Gay chorus is starting back up, and on the docket for this spring is a piece called “Tyler’s Suite”. It’s an 8 or 9 movement Suite (each by a different composer) that celebrates the life of Tyler Clementi.
Tyler, as you may recall, was the college student who was bullied and outed by his roommate- eventually leading to his suicide.
A real upper of a piece.
While it will be sad and heartfelt, it will also offer some good music to sing. I’ve already listened to the suite and I quite like it all. One of my favorite movements is called: the Unicycle Song.
Evidently Tyler could ride a unicycle and play the violin. Simultaneously. And this interesting fragment of Tyler’s life is one of the movements.
It has a jaunty violin solo and whimsical chorus. It’s the most lighthearted of the movements– invoking the charm and craziness of this skill set in Tyler’s life.
But the piece goes beyond that.
While the movement is not very difficult harmonically or melodically, it somehow manages to capture the joy of this part of Tyler’s short life. And then the lyrics (again not complex) add so many layers to the song.
In a few short lines, the song suddenly transforms from storytelling into an allegory for life in general. Like when it speaks to the disaster of wiping out “so I pedal even faster like I never had a doubt.”
And then the lyrics speak to spirituality.
“There’s a thread that they can’t see– running through the fiddle, wheel and me. Rising up above the trees… above the clouds, to heaven… from me.”
The first time I heard this song, I just burst out crying. It speaks to this quirky boy with unusual talents trying to keep it all balanced and upright while pedaling like mad through life.

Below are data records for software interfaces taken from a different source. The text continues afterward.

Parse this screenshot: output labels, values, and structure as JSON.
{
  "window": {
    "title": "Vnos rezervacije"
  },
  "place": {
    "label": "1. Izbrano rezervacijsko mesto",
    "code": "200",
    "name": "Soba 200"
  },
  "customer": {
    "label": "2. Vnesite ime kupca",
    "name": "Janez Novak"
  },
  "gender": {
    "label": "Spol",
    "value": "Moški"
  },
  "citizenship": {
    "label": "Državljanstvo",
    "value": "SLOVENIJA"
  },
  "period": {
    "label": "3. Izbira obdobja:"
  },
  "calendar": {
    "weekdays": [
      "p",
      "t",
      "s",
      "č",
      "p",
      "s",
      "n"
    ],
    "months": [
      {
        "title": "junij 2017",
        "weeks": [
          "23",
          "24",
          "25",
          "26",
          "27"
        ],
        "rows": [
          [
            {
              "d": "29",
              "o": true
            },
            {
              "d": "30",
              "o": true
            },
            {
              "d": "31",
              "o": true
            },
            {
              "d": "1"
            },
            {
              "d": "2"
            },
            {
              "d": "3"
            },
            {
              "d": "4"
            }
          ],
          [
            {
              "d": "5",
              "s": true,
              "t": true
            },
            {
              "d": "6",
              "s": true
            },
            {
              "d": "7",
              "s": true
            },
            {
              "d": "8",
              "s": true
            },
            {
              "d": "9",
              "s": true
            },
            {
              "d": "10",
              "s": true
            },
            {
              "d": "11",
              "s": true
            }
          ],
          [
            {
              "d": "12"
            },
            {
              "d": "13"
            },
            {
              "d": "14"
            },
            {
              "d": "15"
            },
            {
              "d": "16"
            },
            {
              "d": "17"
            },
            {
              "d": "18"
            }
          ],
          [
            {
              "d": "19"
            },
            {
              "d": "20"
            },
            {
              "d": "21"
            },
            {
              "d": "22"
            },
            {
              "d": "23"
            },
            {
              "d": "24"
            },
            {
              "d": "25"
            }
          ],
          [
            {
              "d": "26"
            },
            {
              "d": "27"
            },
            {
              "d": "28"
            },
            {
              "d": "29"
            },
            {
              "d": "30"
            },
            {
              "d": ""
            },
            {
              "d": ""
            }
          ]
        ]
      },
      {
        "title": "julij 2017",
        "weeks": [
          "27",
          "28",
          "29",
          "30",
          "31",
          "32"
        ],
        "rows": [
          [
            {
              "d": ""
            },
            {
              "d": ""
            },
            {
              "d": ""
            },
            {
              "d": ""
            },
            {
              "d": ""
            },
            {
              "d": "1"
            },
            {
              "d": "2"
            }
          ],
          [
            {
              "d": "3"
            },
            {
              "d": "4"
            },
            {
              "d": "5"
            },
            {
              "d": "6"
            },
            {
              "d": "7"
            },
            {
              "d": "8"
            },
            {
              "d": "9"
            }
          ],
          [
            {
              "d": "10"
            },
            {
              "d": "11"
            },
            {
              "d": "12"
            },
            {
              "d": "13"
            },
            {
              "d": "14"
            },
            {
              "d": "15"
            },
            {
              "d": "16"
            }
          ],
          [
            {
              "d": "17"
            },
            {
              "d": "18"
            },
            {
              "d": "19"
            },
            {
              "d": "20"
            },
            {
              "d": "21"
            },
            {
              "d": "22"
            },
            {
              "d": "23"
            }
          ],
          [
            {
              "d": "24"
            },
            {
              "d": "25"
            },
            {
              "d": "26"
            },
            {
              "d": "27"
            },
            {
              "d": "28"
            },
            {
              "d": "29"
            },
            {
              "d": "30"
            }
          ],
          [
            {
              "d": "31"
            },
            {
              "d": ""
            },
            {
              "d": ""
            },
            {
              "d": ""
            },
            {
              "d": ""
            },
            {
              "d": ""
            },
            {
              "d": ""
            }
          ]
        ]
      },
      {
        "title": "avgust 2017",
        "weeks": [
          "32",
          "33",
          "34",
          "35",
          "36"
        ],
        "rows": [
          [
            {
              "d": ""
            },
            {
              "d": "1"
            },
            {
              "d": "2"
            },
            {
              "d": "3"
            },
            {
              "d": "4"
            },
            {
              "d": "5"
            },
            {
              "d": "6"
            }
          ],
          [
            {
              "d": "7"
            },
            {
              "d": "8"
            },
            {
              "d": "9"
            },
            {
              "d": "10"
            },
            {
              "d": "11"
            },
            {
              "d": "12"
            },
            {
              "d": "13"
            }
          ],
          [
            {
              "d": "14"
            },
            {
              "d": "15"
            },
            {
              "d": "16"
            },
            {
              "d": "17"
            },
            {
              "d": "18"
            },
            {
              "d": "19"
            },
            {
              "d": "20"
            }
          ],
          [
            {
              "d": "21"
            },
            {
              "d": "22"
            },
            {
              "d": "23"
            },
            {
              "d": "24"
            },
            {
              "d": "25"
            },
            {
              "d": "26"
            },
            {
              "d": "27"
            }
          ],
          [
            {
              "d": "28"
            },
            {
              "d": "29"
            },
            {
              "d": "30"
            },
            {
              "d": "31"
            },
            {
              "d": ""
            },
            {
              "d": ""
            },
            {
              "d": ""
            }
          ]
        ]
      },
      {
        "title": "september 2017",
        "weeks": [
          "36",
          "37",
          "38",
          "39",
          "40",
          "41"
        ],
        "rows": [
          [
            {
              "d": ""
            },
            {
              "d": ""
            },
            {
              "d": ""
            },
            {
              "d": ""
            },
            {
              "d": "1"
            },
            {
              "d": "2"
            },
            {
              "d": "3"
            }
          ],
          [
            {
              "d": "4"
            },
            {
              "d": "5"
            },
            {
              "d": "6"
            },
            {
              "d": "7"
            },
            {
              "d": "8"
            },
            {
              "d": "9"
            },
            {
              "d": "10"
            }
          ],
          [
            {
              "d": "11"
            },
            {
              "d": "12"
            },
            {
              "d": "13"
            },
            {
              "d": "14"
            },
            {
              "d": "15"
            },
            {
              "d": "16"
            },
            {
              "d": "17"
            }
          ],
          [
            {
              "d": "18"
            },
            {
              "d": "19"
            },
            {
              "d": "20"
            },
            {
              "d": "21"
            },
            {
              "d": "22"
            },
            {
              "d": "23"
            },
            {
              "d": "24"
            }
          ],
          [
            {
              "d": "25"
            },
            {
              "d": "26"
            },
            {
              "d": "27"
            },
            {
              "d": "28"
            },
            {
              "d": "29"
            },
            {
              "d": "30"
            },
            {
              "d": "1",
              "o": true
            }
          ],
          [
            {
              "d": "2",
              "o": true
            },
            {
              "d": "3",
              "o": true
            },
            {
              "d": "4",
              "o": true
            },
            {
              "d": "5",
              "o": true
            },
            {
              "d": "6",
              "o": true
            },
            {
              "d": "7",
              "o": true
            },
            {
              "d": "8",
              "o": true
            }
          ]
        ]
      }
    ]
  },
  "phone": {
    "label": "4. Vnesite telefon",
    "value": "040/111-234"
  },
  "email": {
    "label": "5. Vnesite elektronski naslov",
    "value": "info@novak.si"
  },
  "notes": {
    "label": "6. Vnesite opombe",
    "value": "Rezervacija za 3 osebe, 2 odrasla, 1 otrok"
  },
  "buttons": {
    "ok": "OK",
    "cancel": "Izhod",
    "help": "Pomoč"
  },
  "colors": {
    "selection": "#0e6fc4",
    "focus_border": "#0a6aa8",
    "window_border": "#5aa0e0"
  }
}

And now he’s gone.
And I, for one, think there should be more unicycling violinists in the world, and we are all the poorer from the loss.